The finishing stretch went through the shopping area so there were lots of supporters and runners that had finished cheering you on and the last 500 or so meters were downhill to bring you the finish line. In between the hill and the last 500 meters you were sent on a pedestrian underpass which was tiny but included an extremely short say 3 metre very steep windy incline to bring you out of the pass. The finishing 100 m was in a narrow shopping area, so it felt really intense due to hundreds of supporters and runners as you sprinted to the line.

13.1 miles and 700 ft/213.36 meters of elevation gain.


At the finish you were given your bight green technical t shirt and your medal, with the results online you can print off a certificate and watch your finish.


Great organisation on the day, lots of porta loos outside the town hall where the start is, there is was also tea and coffee available here pre-run and the hall was the bag storage too. The only slight issue that the hall is not big enough and so it can only accommodate a handful of runners, not good if it was a wet day. The free parking is a great bonus as it means that most runners would go in to the centre of town for a coffee.
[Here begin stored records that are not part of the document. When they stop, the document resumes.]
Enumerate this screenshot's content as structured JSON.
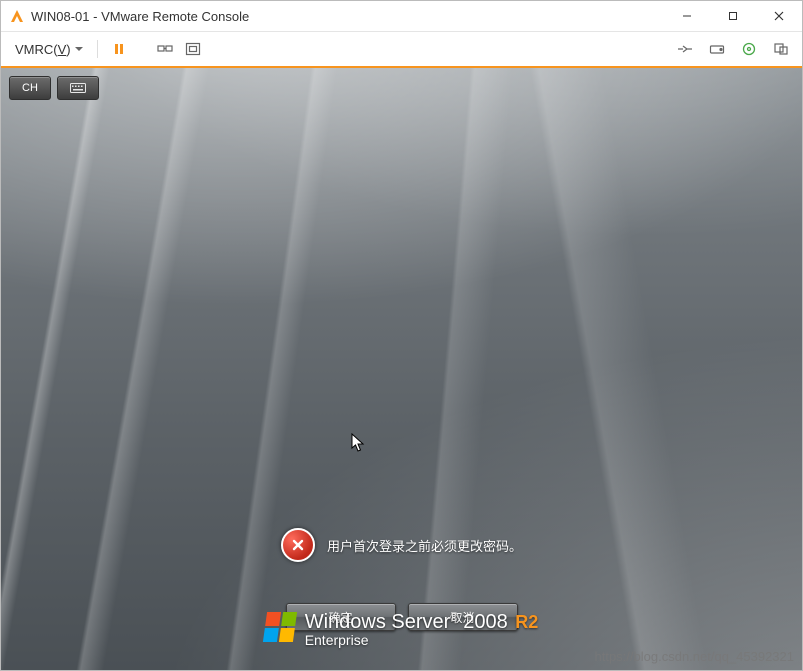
{
  "window": {
    "title": "WIN08-01 - VMware Remote Console"
  },
  "toolbar": {
    "menu_label": "VMRC(",
    "menu_key": "V",
    "menu_label_end": ")"
  },
  "console": {
    "ime_label": "CH",
    "message": "用户首次登录之前必须更改密码。",
    "ok_label": "确定",
    "cancel_label": "取消",
    "brand_prefix": "Windows",
    "brand_word": "Server",
    "brand_year": "2008",
    "brand_tag": "R2",
    "brand_edition": "Enterprise"
  },
  "watermark": "https://blog.csdn.net/qq_45392321"
}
There were plenty of water stations along the course, I feel like station number 1 should be moved down the path as it was really congested with supporters which meant the path you were running along was made even narrower, with it being only a couple of miles in, it hadn’t given time for the runners to spread out and the drinks station was only on one side. You were running along and suddenly you were upon it as you couldn’t see the sign due to all the supporters and you then had runners crossing in front of each other.  The water station that was positioned in the grounds of Montacute house I feel should be moved or there should be another water station at the top of the last hill of the hilly section around mile 9 as I needed a drink after running the hill section.


Social media was not used that much, just to post in the days leading up to the race and to let you know that the results were out and where to find the photographs. You were emailed the race day information plus the booklet came with your race number.


Yes, I would as it is a great route, you have the town and the countryside, it is flat/undulating with most the hills in the mile or so between 8 and 9.5 miles. There were a lot of supporters on route which was nice and plus you get a technical t shirt and a fabulous medal all for the reasonable price.

Just read about next years race and they will be no longer giving race t shirts to help reduce plastic waste (as polyester is made from plastics) but free professional race photographs instead.


Cost £27 affiliated and £29 non-affiliated for 2020 race.